Caribou protection plan threatens tourism, forestry in Revelstoke, city staff warn
Proposed changes to protection plan include restricting areas of the backcountry
The city of Revelstoke, B.C., is worried about the effect a $27-million plan to protect caribou could have on local forestry and tourism industries.
The provincial government is currently accepting feedback on proposed changes to the Caribou Recovery Program, which include limiting access to certain backcountry areas.
Nicole Fricot, director of community economic development in Revelstoke, B.C., presented a report outlining concerns to city council on Tuesday.
"We want to make sure that a science-based approach is taken, that [the new plan is built on] the previous work that has already been done … and, really, that stakeholders are consulted," she told Chris Walker, host of CBC's Daybreak South.

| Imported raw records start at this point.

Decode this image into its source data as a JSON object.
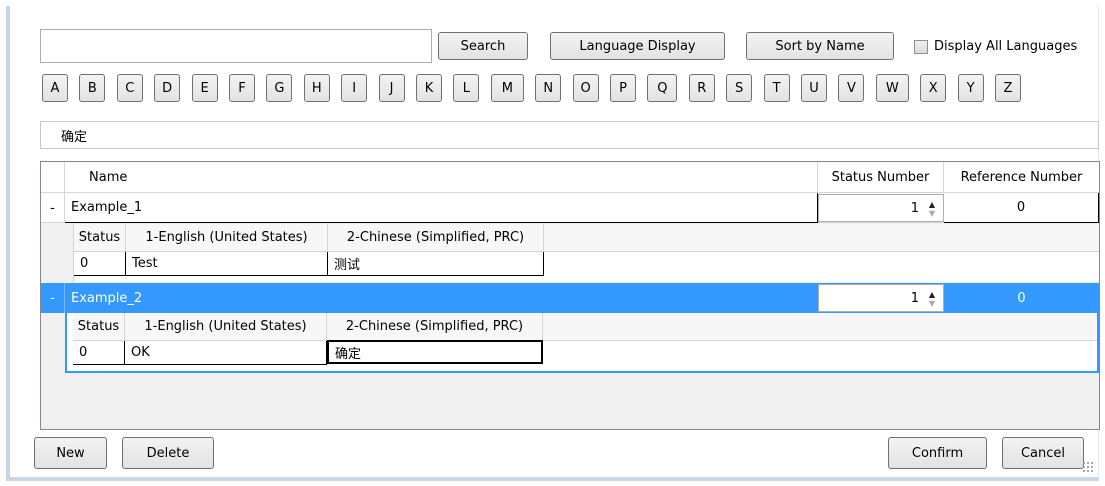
{
  "toolbar": {
    "search_value": "",
    "search_label": "Search",
    "language_display_label": "Language Display",
    "sort_label": "Sort by Name",
    "display_all_label": "Display All Languages",
    "display_all_checked": false
  },
  "letters": [
    "A",
    "B",
    "C",
    "D",
    "E",
    "F",
    "G",
    "H",
    "I",
    "J",
    "K",
    "L",
    "M",
    "N",
    "O",
    "P",
    "Q",
    "R",
    "S",
    "T",
    "U",
    "V",
    "W",
    "X",
    "Y",
    "Z"
  ],
  "text_field_value": "确定",
  "grid": {
    "columns": [
      "Name",
      "Status Number",
      "Reference Number"
    ],
    "sub_columns": [
      "Status",
      "1-English (United States)",
      "2-Chinese (Simplified, PRC)"
    ],
    "rows": [
      {
        "expander": "-",
        "name": "Example_1",
        "status_number": "1",
        "reference_number": "0",
        "selected": false,
        "details": [
          {
            "status": "0",
            "english": "Test",
            "chinese": "测试"
          }
        ]
      },
      {
        "expander": "-",
        "name": "Example_2",
        "status_number": "1",
        "reference_number": "0",
        "selected": true,
        "details": [
          {
            "status": "0",
            "english": "OK",
            "chinese": "确定"
          }
        ]
      }
    ]
  },
  "footer": {
    "new_label": "New",
    "delete_label": "Delete",
    "confirm_label": "Confirm",
    "cancel_label": "Cancel"
  },
  "colors": {
    "selection": "#3399ff",
    "window_border": "#c9d6e6"
  }
}
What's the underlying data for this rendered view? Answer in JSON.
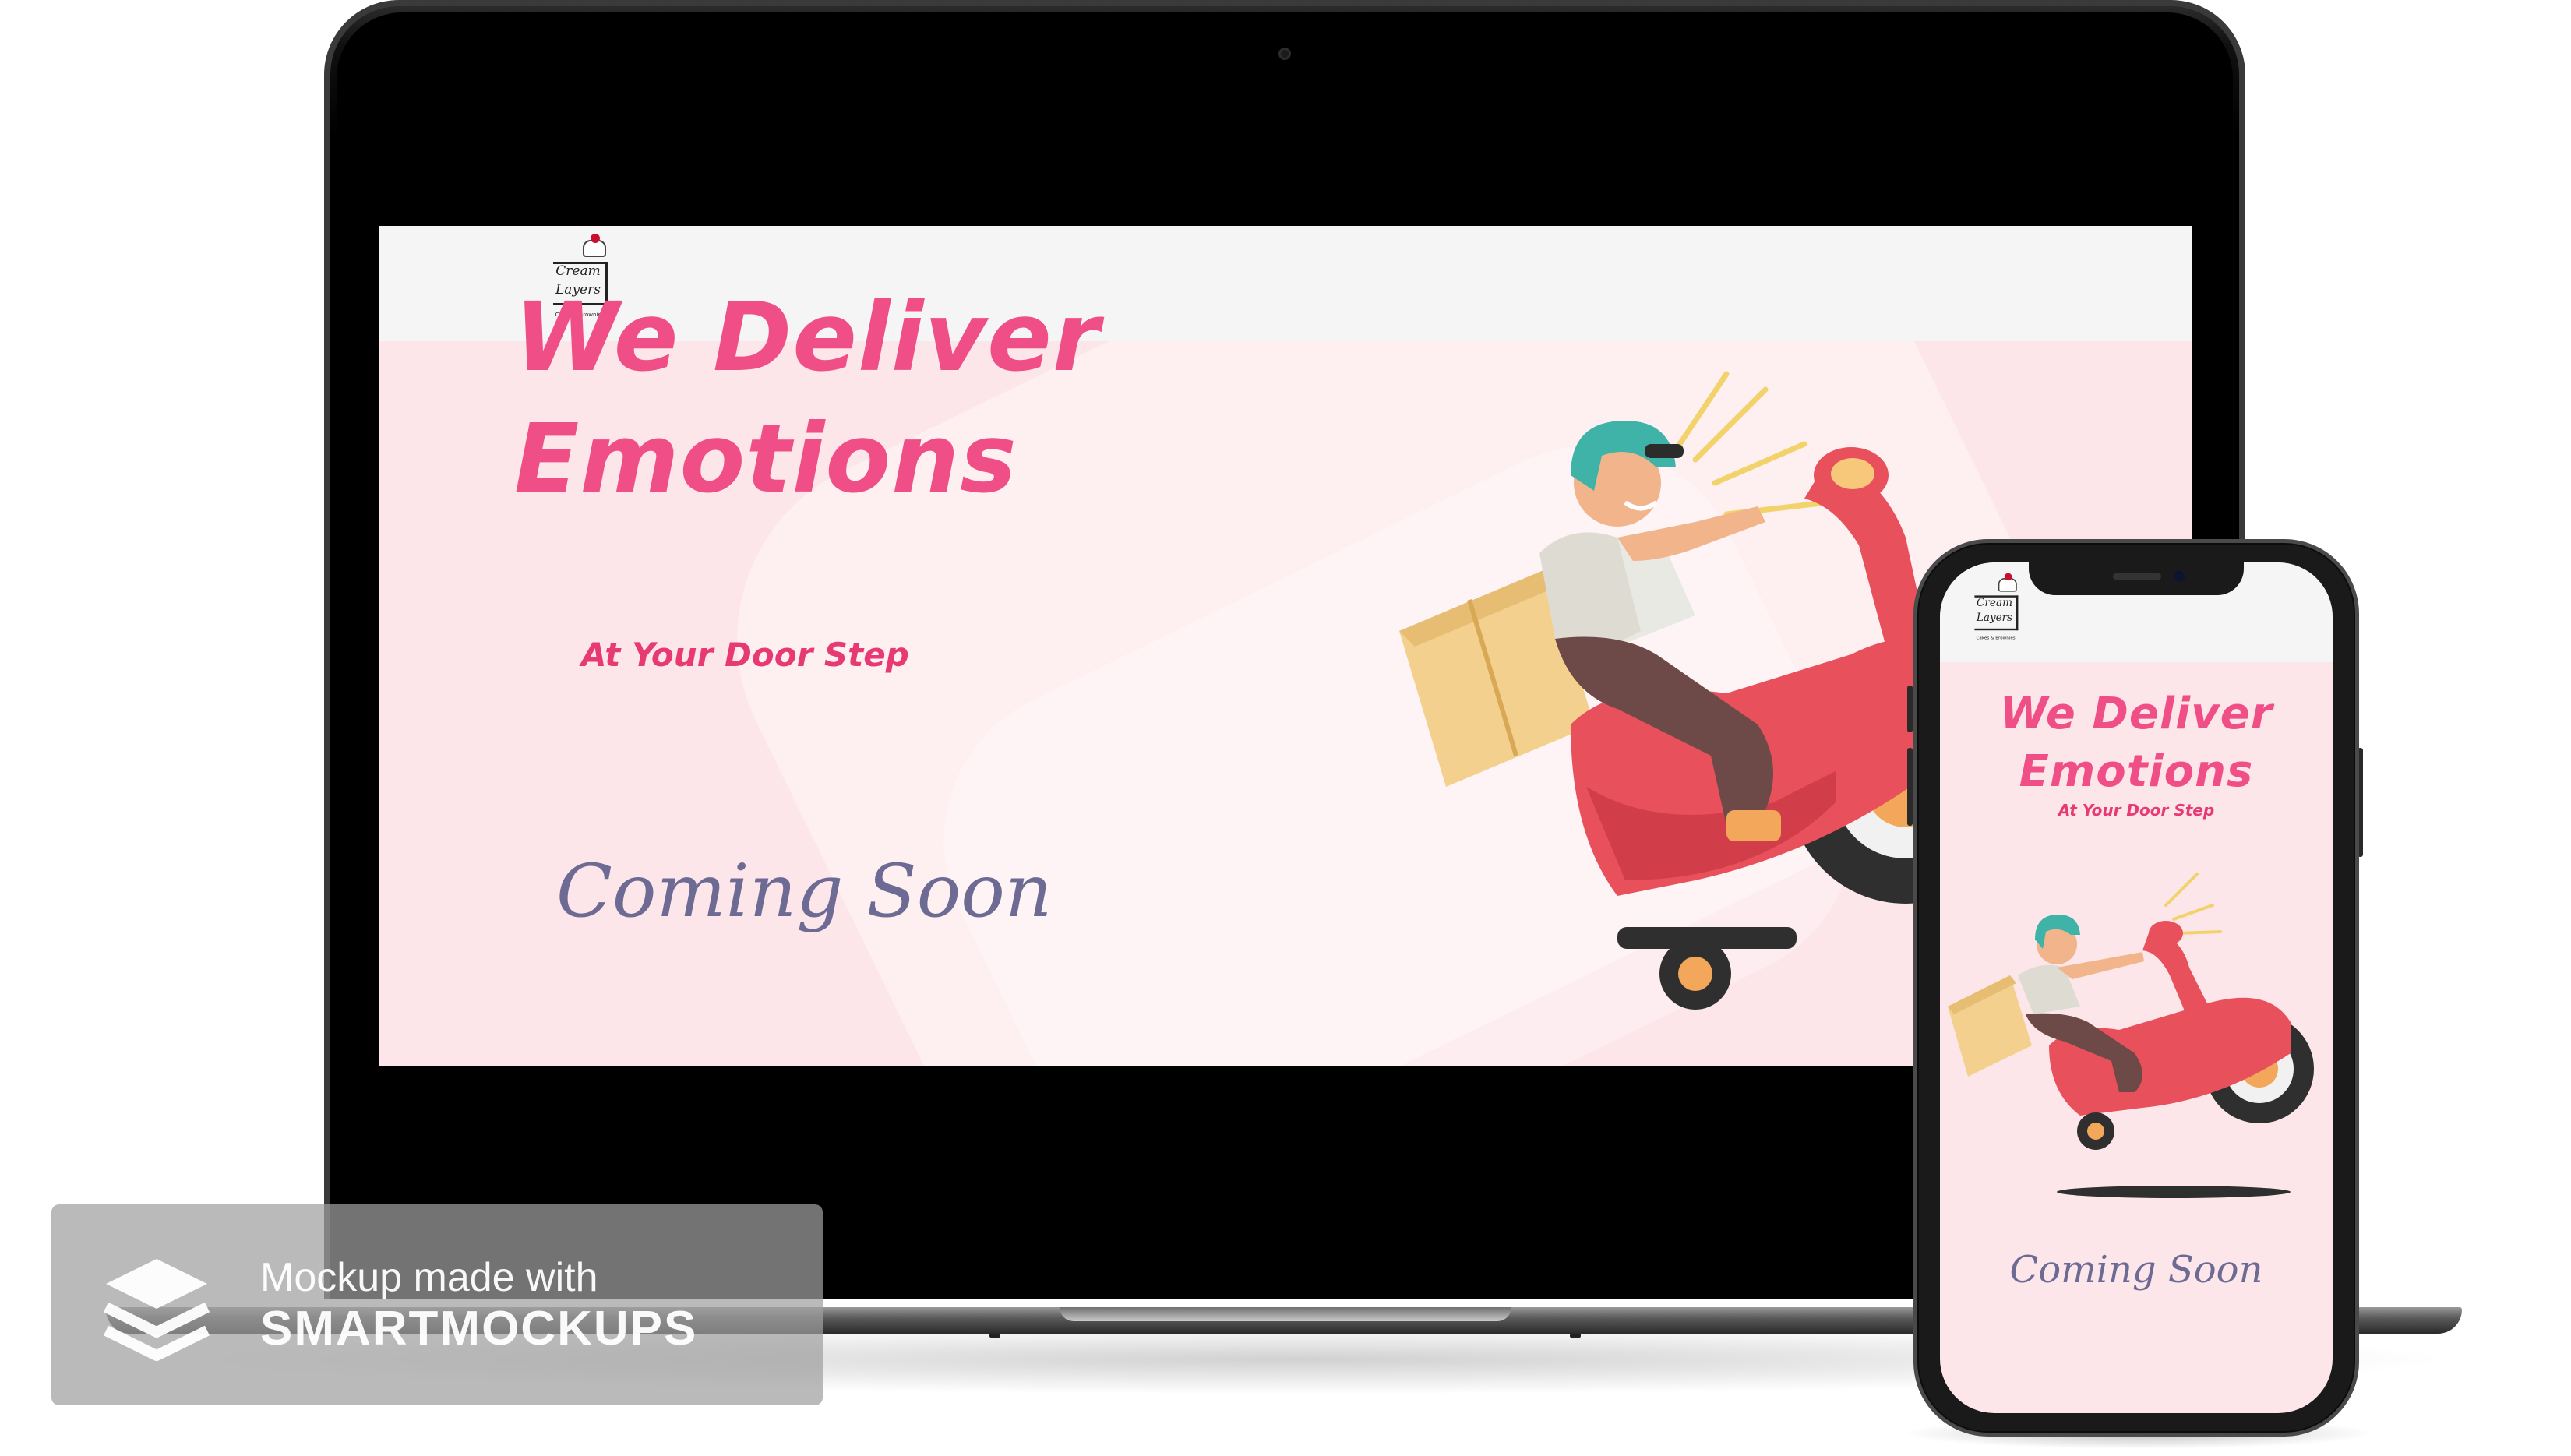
{
  "brand": {
    "logo_line1": "Cream",
    "logo_line2": "Layers",
    "logo_tagline": "Cakes & Brownies"
  },
  "hero": {
    "headline_line1": "We Deliver",
    "headline_line2": "Emotions",
    "subheadline": "At Your Door Step",
    "status": "Coming Soon"
  },
  "watermark": {
    "line1": "Mockup made with",
    "line2": "SMARTMOCKUPS"
  },
  "colors": {
    "page_background": "#fde6ea",
    "nav_background": "#f5f5f5",
    "headline": "#ef4f86",
    "subheadline": "#e73a74",
    "coming_soon": "#6d6a94",
    "scooter": "#e8505b",
    "helmet": "#3fb3a8",
    "parcel": "#f3d08e"
  },
  "illustration": {
    "name": "delivery-rider-on-scooter",
    "icon": "scooter-icon"
  }
}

Measures to protect the region's caribou are nothing new and something Revelstoke supports, she emphasized. But she said she wants to see more clarity in the drafted plan.
"It's not clear what will happen to our area," she said.
Restricting access to the backcountry so that caribou can recover their numbers, could shut down businesses like heli-skiing and snowmobiling, as well as forestry companies who operate in the areas, Fricot said.
"That's a huge impact on forestry, that's impact on tourism and those are our major drivers at this point, those are huge potions of our economy," she said.
"We could be in serious trouble."
Striking a balance
The province's initiative comes in response to a decline in the number of woodland caribou in B.C., from 40,000 in the 1900s to less than 19,000.
They are now considered threatened under the federal Species At Risk Act.
"To protect them, we need to protect habitat," said Doug Donaldson, Minister of Forests, Lands, Natural Resource Operations and Rural Development.
"But I certainly understand the concerns about impacts on local economies."
Donaldson says the ministry will be engaging with the community and continue to seek public feedback on the plan.
"We need to strike a balance between the federal and provincial recovery requirements and the needs of local residents," he said.
With files from Daybreak South.